The count of numbers in the set. In this case, the mean is equal to 9. The median is the number halfway between all the values in a sorted range of values. Think of the median as the median strip of the road. It always marks the center of the road. To calculate the median, first sort the numbers from lowest to highest. If there is an odd number of values then just take the middle number. If there's an even number of values then calculate the average of the central two numbers.
This is called Same Domain Origin Policy and it means that files that you are loading into a web application should be on the same website that's requesting them. To solve the first problem I'm letting PHP handle processing the original data into manageable chunks. Those can be requested through a RESTful service. In our case, if we make this HTTP call we'll get the data for two of the dates in the Lake Pend Orielle statistics. Now, I'm really thankful to David Powers for providing this service for me.

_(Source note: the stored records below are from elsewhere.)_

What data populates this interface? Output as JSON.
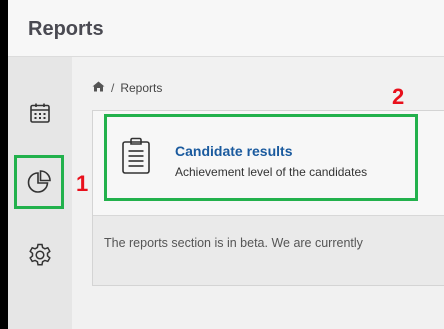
{
  "app": {
    "title": "Reports"
  },
  "breadcrumb": {
    "home_icon": "home-icon",
    "separator": "/",
    "current": "Reports"
  },
  "sidebar": {
    "items": [
      {
        "name": "calendar",
        "icon": "calendar-icon"
      },
      {
        "name": "reports",
        "icon": "pie-chart-icon",
        "active": true
      },
      {
        "name": "settings",
        "icon": "gear-icon"
      }
    ]
  },
  "card": {
    "icon": "clipboard-icon",
    "title": "Candidate results",
    "subtitle": "Achievement level of the candidates"
  },
  "notice": {
    "text": "The reports section is in beta. We are currently"
  },
  "annotations": {
    "marker_1": "1",
    "marker_2": "2",
    "highlight_color": "#22b14c",
    "number_color": "#e8101c"
  }
}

Each one of those will be a series of arrays with the raw data for each of the types of data for Lake Pend Orielle. For example, here's the speed on this particular day. So, there's our first challenge. Pull statistics from a data set available online. Perhaps you'll want to pause and create a solution of your own. How would you solve the problem? In the next videos, I'll show you how I solved the challenge.
Visit other courses in the series to see how to solve the exact same challenges in languages like C++, C#, Java, PHP, Python, R, Ruby, and Swift.